[Start of section]

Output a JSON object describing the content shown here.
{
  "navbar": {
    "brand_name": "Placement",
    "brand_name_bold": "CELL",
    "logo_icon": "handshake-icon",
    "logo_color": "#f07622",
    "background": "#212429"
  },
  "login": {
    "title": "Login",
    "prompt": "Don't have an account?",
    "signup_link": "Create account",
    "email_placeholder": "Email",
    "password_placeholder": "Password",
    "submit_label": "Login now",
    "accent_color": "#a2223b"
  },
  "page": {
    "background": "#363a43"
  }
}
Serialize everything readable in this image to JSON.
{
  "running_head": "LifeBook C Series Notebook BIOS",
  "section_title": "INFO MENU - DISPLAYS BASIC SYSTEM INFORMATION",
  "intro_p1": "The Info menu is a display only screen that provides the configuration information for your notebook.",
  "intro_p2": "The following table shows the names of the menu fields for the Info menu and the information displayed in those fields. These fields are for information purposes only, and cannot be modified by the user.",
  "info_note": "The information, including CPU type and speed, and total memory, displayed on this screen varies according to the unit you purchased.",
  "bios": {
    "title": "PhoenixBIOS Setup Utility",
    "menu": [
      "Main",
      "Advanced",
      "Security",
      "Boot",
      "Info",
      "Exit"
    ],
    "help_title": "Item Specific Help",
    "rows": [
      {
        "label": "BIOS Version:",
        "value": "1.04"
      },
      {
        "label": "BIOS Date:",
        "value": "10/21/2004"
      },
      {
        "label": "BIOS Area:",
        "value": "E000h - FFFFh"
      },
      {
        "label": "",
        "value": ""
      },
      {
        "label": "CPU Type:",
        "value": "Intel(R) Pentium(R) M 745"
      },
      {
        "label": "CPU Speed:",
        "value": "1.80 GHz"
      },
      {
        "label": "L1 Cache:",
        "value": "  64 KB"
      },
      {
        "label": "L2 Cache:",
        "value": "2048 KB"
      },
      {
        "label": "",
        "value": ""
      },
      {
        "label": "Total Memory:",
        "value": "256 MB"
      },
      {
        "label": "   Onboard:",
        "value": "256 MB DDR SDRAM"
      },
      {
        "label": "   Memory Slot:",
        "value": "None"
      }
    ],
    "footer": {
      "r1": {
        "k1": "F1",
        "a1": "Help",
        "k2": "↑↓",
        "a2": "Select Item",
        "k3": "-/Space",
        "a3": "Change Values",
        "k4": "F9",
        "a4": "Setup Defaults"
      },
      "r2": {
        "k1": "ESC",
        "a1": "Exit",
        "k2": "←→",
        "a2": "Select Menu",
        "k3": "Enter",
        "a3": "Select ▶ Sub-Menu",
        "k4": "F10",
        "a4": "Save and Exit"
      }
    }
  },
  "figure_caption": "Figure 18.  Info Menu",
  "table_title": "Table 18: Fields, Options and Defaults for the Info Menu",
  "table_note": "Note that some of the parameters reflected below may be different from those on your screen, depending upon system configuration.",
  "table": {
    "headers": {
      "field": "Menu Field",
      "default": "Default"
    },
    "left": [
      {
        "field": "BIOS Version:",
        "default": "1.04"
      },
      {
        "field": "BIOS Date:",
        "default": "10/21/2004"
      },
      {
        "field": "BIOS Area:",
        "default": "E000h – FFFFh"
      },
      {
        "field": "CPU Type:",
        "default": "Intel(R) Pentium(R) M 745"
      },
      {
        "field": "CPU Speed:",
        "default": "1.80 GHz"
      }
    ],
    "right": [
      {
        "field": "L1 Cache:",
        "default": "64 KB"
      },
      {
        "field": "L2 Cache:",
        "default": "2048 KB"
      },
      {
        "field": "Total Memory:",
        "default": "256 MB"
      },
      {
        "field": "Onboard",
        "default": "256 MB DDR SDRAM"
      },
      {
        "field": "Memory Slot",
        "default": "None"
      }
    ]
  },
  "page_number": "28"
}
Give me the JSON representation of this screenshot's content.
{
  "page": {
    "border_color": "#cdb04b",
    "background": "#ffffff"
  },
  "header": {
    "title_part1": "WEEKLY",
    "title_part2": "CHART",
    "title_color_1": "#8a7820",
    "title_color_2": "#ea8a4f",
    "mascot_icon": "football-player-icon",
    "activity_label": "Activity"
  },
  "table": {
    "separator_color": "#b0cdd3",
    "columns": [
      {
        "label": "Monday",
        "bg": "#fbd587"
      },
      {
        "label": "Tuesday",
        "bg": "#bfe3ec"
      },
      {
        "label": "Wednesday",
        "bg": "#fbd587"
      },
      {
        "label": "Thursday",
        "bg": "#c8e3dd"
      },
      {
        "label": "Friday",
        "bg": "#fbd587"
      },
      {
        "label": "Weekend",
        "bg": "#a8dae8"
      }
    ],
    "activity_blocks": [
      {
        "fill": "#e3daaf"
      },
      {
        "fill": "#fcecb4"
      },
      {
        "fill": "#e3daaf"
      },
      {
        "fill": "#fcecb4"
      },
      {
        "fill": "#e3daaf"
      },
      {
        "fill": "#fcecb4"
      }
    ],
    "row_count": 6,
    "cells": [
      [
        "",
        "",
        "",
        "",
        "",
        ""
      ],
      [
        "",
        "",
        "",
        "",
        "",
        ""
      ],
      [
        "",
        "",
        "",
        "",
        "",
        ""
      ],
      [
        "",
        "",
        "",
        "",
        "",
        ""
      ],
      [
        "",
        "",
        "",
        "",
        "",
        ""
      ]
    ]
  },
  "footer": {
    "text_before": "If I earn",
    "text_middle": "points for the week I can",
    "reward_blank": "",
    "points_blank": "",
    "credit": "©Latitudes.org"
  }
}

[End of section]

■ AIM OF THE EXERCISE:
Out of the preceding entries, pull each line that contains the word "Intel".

■ WRITTEN SOLUTION:
        "value": "Intel(R) Pentium(R) M 745"
        "default": "Intel(R) Pentium(R) M 745"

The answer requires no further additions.